The story behind an intaglio series titled, Symbiogenesis, captivates too. A description was excerpted from her website: “symbiogenesis proposes that evolution of new and more complex organisms occurred through symbiotic mergers. The driving force towards complexity is not created by competition but mainly emerges from collective cooperation.” Thirteen tiled images of bacteria and cell organelles “cooperate” to form one larger image. One tile, Planctomyces, was reproduced on the front cover of a special issue of the Antonie van Leeuwenhoek Journal of Microbiology (October 2013) — a collection of scientific papers from the European Molecular Biology Organization (EMBO) conference that included Eveline’s invited paper, Observation and visualization: reflections on the relationship between science, visual arts, and the evolution of the scientific image.
In truth, Eveline showed me so many beautiful artworks and recounted so many fascinating stories in our brief time together, that I’ve had some difficulty choosing which ones to mention in this article. And so, I would encourage readers to visit her excellent website (evelinekolijn.com) to view her portfolio of artworks. She’s accomplished so much in just eight (8) years since graduating; her curriculum vita (available on her website) lists many solo and group exhibitions, public lectures, reviews, publications and more.
Eveline strongly believes that the arts enrich society and that active artists help shape cultural and economic prosperity by contributing to the community. When considering the question, “why do you think that creativity matters in the big picture?” Eveline articulates this thoughtful answer: “creativity matters enormously, especially in current times because we need to shift paradigms about how we interact with our environment, and about our openness to different viewpoints. Creativity can help solve the world’s problems, it’s at the core of innovation.” Learning is important to Eveline, and so is sharing what she’s learnt. She is an artist-mentor and founding board member of THIS IS MY CITY Arts Society and was appointed to the Calgary Public Art Board in 2014. Eveline also enjoys contract teaching and is an instructor with ACAD’s School of Continuing Education and an artist educator with the Royal Music Conservatory’s Learning Through the Arts program. Being well rounded, appreciated for the connections she’s made between art and science, and for her involvement in the community is what she’d most like to be recognized for.

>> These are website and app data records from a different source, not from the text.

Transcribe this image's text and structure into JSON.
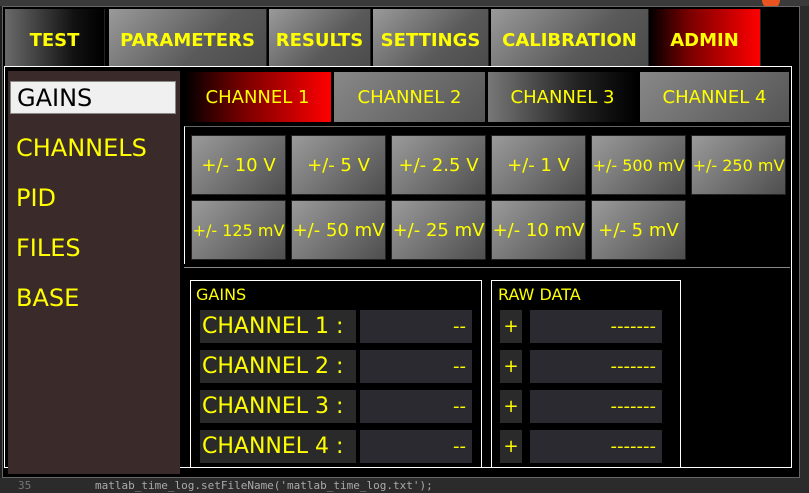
{
  "top_tabs": [
    {
      "label": "TEST"
    },
    {
      "label": "PARAMETERS"
    },
    {
      "label": "RESULTS"
    },
    {
      "label": "SETTINGS"
    },
    {
      "label": "CALIBRATION"
    },
    {
      "label": "ADMIN",
      "active": true
    }
  ],
  "side_menu": [
    {
      "label": "GAINS",
      "active": true
    },
    {
      "label": "CHANNELS"
    },
    {
      "label": "PID"
    },
    {
      "label": "FILES"
    },
    {
      "label": "BASE"
    }
  ],
  "channel_tabs": [
    {
      "label": "CHANNEL 1",
      "active": true
    },
    {
      "label": "CHANNEL 2"
    },
    {
      "label": "CHANNEL 3"
    },
    {
      "label": "CHANNEL 4"
    }
  ],
  "gain_buttons": [
    "+/- 10 V",
    "+/- 5 V",
    "+/- 2.5 V",
    "+/- 1 V",
    "+/- 500 mV",
    "+/- 250 mV",
    "+/- 125 mV",
    "+/- 50 mV",
    "+/- 25 mV",
    "+/- 10 mV",
    "+/- 5 mV"
  ],
  "gains_group": {
    "title": "GAINS",
    "rows": [
      {
        "label": "CHANNEL 1   :",
        "value": "--"
      },
      {
        "label": "CHANNEL 2   :",
        "value": "--"
      },
      {
        "label": "CHANNEL 3   :",
        "value": "--"
      },
      {
        "label": "CHANNEL 4   :",
        "value": "--"
      }
    ]
  },
  "raw_group": {
    "title": "RAW DATA",
    "rows": [
      {
        "sign": "+",
        "value": "-------"
      },
      {
        "sign": "+",
        "value": "-------"
      },
      {
        "sign": "+",
        "value": "-------"
      },
      {
        "sign": "+",
        "value": "-------"
      }
    ]
  },
  "editor": {
    "line_number": "35",
    "code": "matlab_time_log.setFileName('matlab_time_log.txt');"
  },
  "colors": {
    "label_yellow": "#ffff00",
    "active_red": "#ff0000",
    "side_panel": "#3a2a2a"
  }
}
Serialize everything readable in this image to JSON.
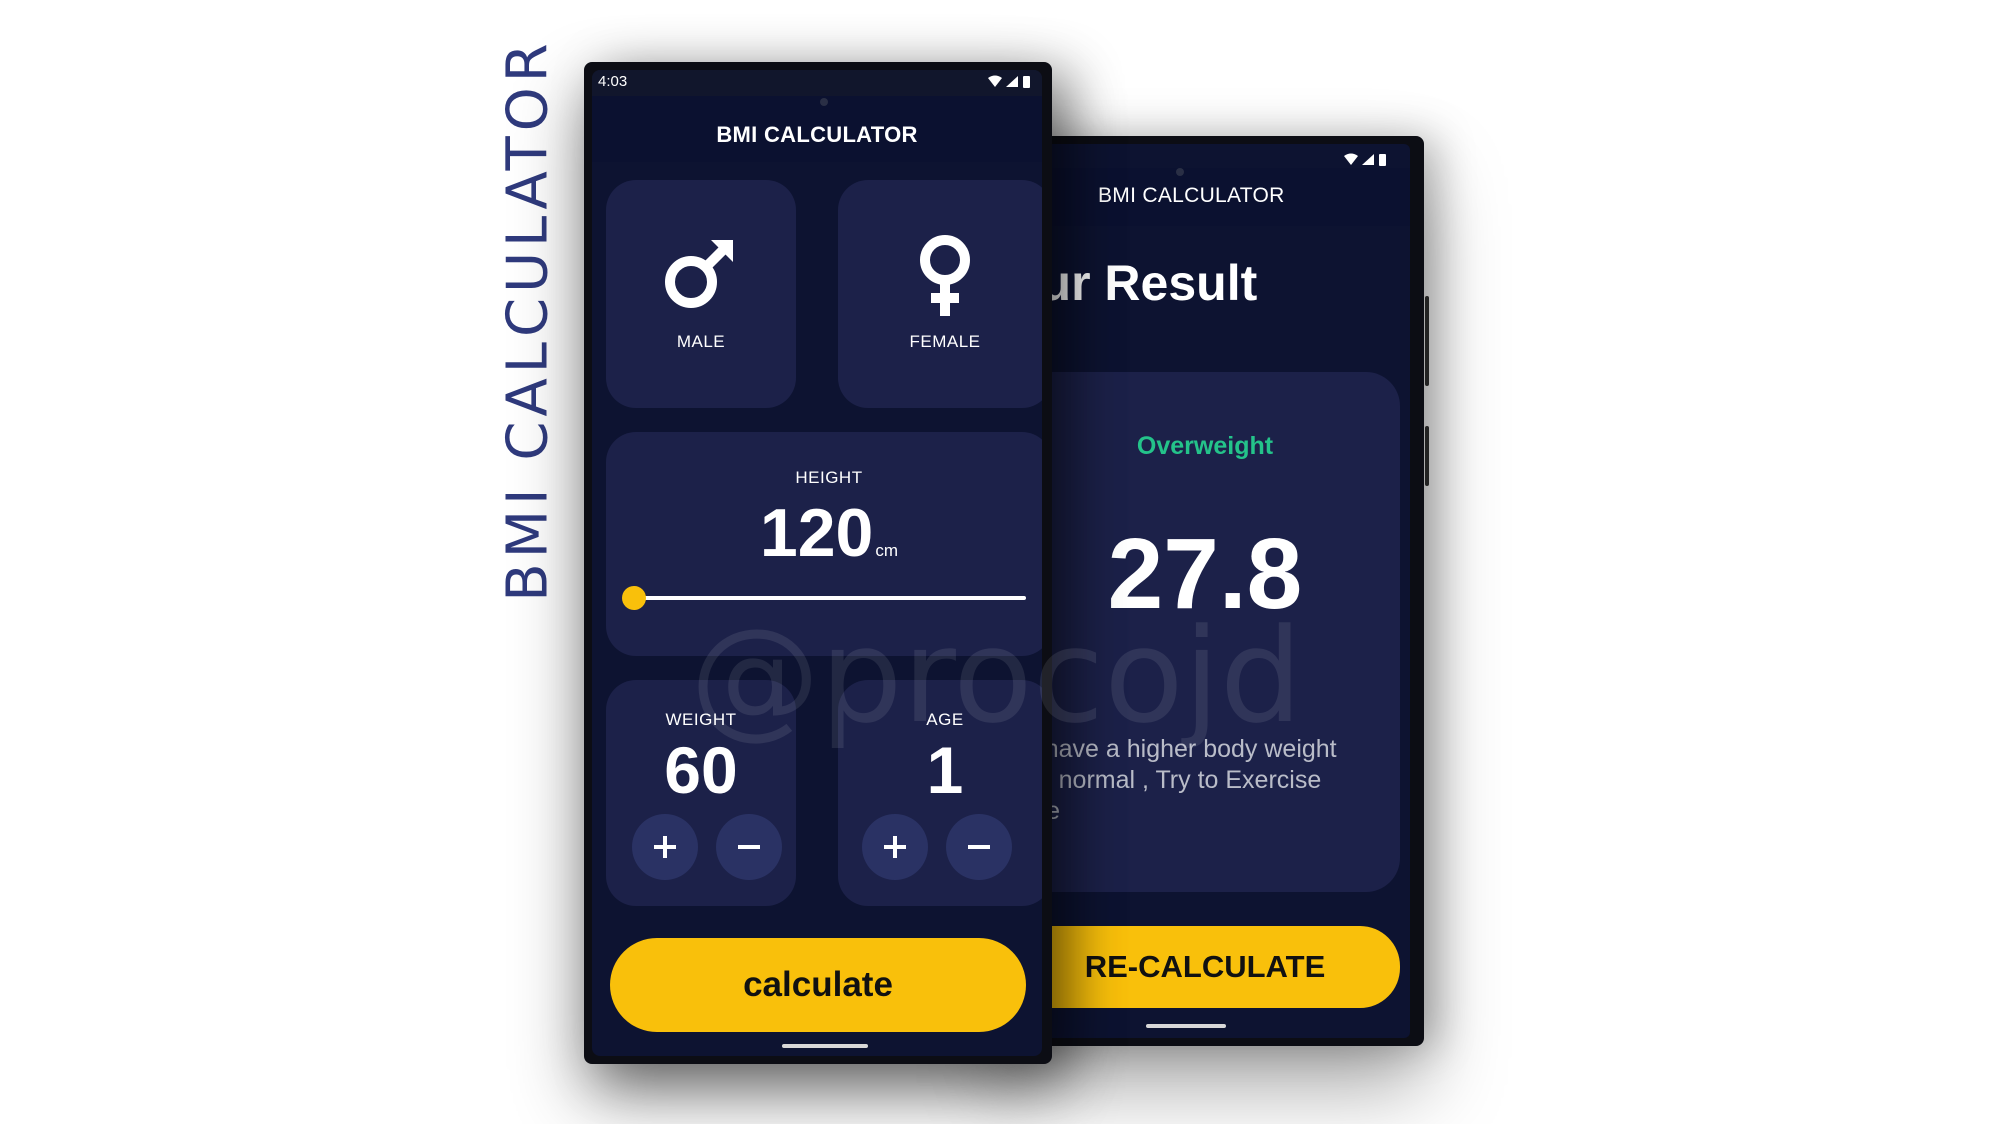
{
  "side_title": "BMI CALCULATOR",
  "watermark": "@procojd",
  "front": {
    "status_time": "4:03",
    "app_title": "BMI CALCULATOR",
    "gender": {
      "male_label": "MALE",
      "female_label": "FEMALE",
      "male_icon": "male-symbol-icon",
      "female_icon": "female-symbol-icon"
    },
    "height": {
      "label": "HEIGHT",
      "value": "120",
      "unit": "cm",
      "slider_fraction": 0.0
    },
    "weight": {
      "label": "WEIGHT",
      "value": "60"
    },
    "age": {
      "label": "AGE",
      "value": "1"
    },
    "calculate_label": "calculate"
  },
  "back": {
    "app_title": "BMI CALCULATOR",
    "heading": "our Result",
    "status": "Overweight",
    "bmi_value": "27.8",
    "message": "ou have a higher body weight\nhan normal , Try to Exercise\nnore",
    "recalculate_label": "RE-CALCULATE"
  },
  "colors": {
    "background": "#0d1331",
    "card": "#1c2149",
    "accent": "#f9c00b",
    "status_green": "#24c38a",
    "side_title": "#2f3a7d"
  }
}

There is urgency to Eveline’s curiosity, accompanied by tremendous joy and enthusiasm in all that she does. A quote by Rilke seems especially apt, “Live your questions now, and perhaps even without knowing it, you will live along some distant day into your answers.” It seems to me that Eveline is living her questions now and has already found many answers that amaze. It was my privilege and honour to have spent a couple of hours chatting with this extraordinarily bright and talented artist. Her reply to the last interview question, “where does art fit into your future?” did not surprise: “My future is art.”